**Exercise description**. The data must be copied over exactly and in full.

**Source material**.
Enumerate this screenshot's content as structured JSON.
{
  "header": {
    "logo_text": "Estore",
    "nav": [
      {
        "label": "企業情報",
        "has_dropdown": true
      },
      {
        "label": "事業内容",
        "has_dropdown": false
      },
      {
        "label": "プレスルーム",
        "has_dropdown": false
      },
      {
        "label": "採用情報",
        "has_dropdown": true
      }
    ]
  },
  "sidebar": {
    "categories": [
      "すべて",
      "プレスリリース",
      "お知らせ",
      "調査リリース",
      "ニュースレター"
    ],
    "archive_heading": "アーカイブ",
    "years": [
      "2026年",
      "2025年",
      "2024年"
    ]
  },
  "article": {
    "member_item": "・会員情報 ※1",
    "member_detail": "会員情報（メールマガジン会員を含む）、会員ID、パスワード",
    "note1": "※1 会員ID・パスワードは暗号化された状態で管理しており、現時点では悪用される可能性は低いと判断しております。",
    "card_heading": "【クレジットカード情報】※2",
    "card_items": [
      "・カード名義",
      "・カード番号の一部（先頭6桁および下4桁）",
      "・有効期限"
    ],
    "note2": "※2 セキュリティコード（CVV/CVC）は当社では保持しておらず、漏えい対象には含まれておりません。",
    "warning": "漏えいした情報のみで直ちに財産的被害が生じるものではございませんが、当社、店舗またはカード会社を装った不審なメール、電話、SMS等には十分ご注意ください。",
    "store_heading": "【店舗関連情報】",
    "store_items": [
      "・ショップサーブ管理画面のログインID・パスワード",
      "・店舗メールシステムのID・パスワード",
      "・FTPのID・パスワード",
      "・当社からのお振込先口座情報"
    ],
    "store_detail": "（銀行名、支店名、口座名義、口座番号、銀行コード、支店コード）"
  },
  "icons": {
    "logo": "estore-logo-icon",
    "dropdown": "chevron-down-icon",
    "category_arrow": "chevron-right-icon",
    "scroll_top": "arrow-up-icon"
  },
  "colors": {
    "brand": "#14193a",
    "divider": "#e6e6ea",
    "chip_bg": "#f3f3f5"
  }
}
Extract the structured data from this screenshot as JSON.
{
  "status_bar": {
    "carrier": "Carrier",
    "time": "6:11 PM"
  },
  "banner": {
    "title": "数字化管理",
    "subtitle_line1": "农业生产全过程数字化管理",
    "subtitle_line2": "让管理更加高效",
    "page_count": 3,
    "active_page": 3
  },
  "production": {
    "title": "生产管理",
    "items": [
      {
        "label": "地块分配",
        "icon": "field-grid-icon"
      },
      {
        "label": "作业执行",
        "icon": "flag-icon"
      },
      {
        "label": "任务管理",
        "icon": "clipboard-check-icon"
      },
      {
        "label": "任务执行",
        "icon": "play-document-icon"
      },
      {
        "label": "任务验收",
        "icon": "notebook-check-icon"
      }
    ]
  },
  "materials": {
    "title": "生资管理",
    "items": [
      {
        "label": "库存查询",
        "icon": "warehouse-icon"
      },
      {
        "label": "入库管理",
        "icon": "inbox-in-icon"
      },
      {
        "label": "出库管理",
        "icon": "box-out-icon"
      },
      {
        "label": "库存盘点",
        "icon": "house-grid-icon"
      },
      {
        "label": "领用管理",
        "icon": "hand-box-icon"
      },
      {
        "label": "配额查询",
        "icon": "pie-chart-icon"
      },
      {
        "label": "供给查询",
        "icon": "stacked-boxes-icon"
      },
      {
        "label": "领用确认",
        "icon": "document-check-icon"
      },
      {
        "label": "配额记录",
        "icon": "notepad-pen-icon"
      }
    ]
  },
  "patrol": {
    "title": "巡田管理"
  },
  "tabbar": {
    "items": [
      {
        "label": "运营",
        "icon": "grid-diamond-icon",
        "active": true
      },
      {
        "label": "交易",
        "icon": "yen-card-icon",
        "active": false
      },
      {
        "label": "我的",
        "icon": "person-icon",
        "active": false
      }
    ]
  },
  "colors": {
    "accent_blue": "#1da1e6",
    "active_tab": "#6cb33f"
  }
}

**Answer box**.
Enumerate this screenshot's content as structured JSON.
{
  "header": {
    "logo_text": "Estore",
    "nav": [
      {
        "label": "企業情報",
        "has_dropdown": true
      },
      {
        "label": "事業内容",
        "has_dropdown": false
      },
      {
        "label": "プレスルーム",
        "has_dropdown": false
      },
      {
        "label": "採用情報",
        "has_dropdown": true
      }
    ]
  },
  "sidebar": {
    "categories": [
      "すべて",
      "プレスリリース",
      "お知らせ",
      "調査リリース",
      "ニュースレター"
    ],
    "archive_heading": "アーカイブ",
    "years": [
      "2026年",
      "2025年",
      "2024年"
    ]
  },
  "article": {
    "member_item": "・会員情報 ※1",
    "member_detail": "会員情報（メールマガジン会員を含む）、会員ID、パスワード",
    "note1": "※1 会員ID・パスワードは暗号化された状態で管理しており、現時点では悪用される可能性は低いと判断しております。",
    "card_heading": "【クレジットカード情報】※2",
    "card_items": [
      "・カード名義",
      "・カード番号の一部（先頭6桁および下4桁）",
      "・有効期限"
    ],
    "note2": "※2 セキュリティコード（CVV/CVC）は当社では保持しておらず、漏えい対象には含まれておりません。",
    "warning": "漏えいした情報のみで直ちに財産的被害が生じるものではございませんが、当社、店舗またはカード会社を装った不審なメール、電話、SMS等には十分ご注意ください。",
    "store_heading": "【店舗関連情報】",
    "store_items": [
      "・ショップサーブ管理画面のログインID・パスワード",
      "・店舗メールシステムのID・パスワード",
      "・FTPのID・パスワード",
      "・当社からのお振込先口座情報"
    ],
    "store_detail": "（銀行名、支店名、口座名義、口座番号、銀行コード、支店コード）"
  },
  "icons": {
    "logo": "estore-logo-icon",
    "dropdown": "chevron-down-icon",
    "category_arrow": "chevron-right-icon",
    "scroll_top": "arrow-up-icon"
  },
  "colors": {
    "brand": "#14193a",
    "divider": "#e6e6ea",
    "chip_bg": "#f3f3f5"
  }
}
Extract the structured data from this screenshot as JSON.
{
  "status_bar": {
    "carrier": "Carrier",
    "time": "6:11 PM"
  },
  "banner": {
    "title": "数字化管理",
    "subtitle_line1": "农业生产全过程数字化管理",
    "subtitle_line2": "让管理更加高效",
    "page_count": 3,
    "active_page": 3
  },
  "production": {
    "title": "生产管理",
    "items": [
      {
        "label": "地块分配",
        "icon": "field-grid-icon"
      },
      {
        "label": "作业执行",
        "icon": "flag-icon"
      },
      {
        "label": "任务管理",
        "icon": "clipboard-check-icon"
      },
      {
        "label": "任务执行",
        "icon": "play-document-icon"
      },
      {
        "label": "任务验收",
        "icon": "notebook-check-icon"
      }
    ]
  },
  "materials": {
    "title": "生资管理",
    "items": [
      {
        "label": "库存查询",
        "icon": "warehouse-icon"
      },
      {
        "label": "入库管理",
        "icon": "inbox-in-icon"
      },
      {
        "label": "出库管理",
        "icon": "box-out-icon"
      },
      {
        "label": "库存盘点",
        "icon": "house-grid-icon"
      },
      {
        "label": "领用管理",
        "icon": "hand-box-icon"
      },
      {
        "label": "配额查询",
        "icon": "pie-chart-icon"
      },
      {
        "label": "供给查询",
        "icon": "stacked-boxes-icon"
      },
      {
        "label": "领用确认",
        "icon": "document-check-icon"
      },
      {
        "label": "配额记录",
        "icon": "notepad-pen-icon"
      }
    ]
  },
  "patrol": {
    "title": "巡田管理"
  },
  "tabbar": {
    "items": [
      {
        "label": "运营",
        "icon": "grid-diamond-icon",
        "active": true
      },
      {
        "label": "交易",
        "icon": "yen-card-icon",
        "active": false
      },
      {
        "label": "我的",
        "icon": "person-icon",
        "active": false
      }
    ]
  },
  "colors": {
    "accent_blue": "#1da1e6",
    "active_tab": "#6cb33f"
  }
}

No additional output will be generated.